This critical challenge helps students recognize how the past contributes to their sense of identity by introducing the notion of memories and by inviting them to identify a powerful family memory. Introduce the activity by asking students to explain what memories are and discussing the various features of memories (e.g., positive/negative, happy/frightening, clear/vague). Read aloud a story such as Wilfred Gordon McDonald Partridge, by Mem Fox, or a similar story that focuses on memories. In Wilfred Gordon McDonald Partridge, Miss Nancy and a boy named Wilfred Gordon are good friends. Miss Nancy, who lives in a seniors' home, "loses her memory" and Wilfred tries to discover what memories are so he can help her find her memory. Discuss the different memories in the book and classify them into categories such as happy or sad and funny or scary. Ask if some memories might be more important than others and what makes them so powerful. Develop criteria for powerful memories such as "clearest", "hardest to forget", "biggest effect on personal life."
Encourage students to think of some of their happiest memories. Invite students to recall a range of strong positive memories associated in four categories:
- people (e.g., grandparents, aunts, family friends) who created a positive feeling,
- special activities or events (e.g., cherished celebrations and traditions),
- unique places (e.g., a cozy spot, a favoured destination),
- things (e.g., a favourite book, an inseparable toy).
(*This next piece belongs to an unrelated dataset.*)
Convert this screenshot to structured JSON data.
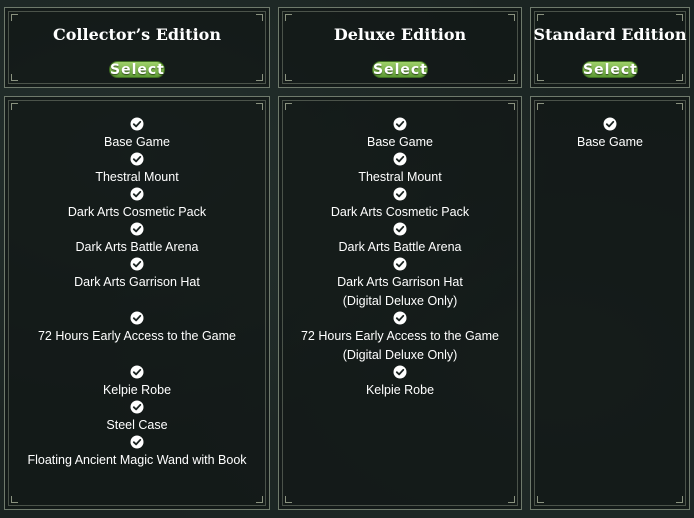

From these, ask students to select the most powerful memory. Invite students to illustrate this memory and, when sharing their illustrations with the class, refer to the criteria to explain why this memory is so powerful. See Identifying Family Memories (Modelling the Tools) for detailed suggestions on how to teach and assess the tools for thoughtful consideration of students' family memories.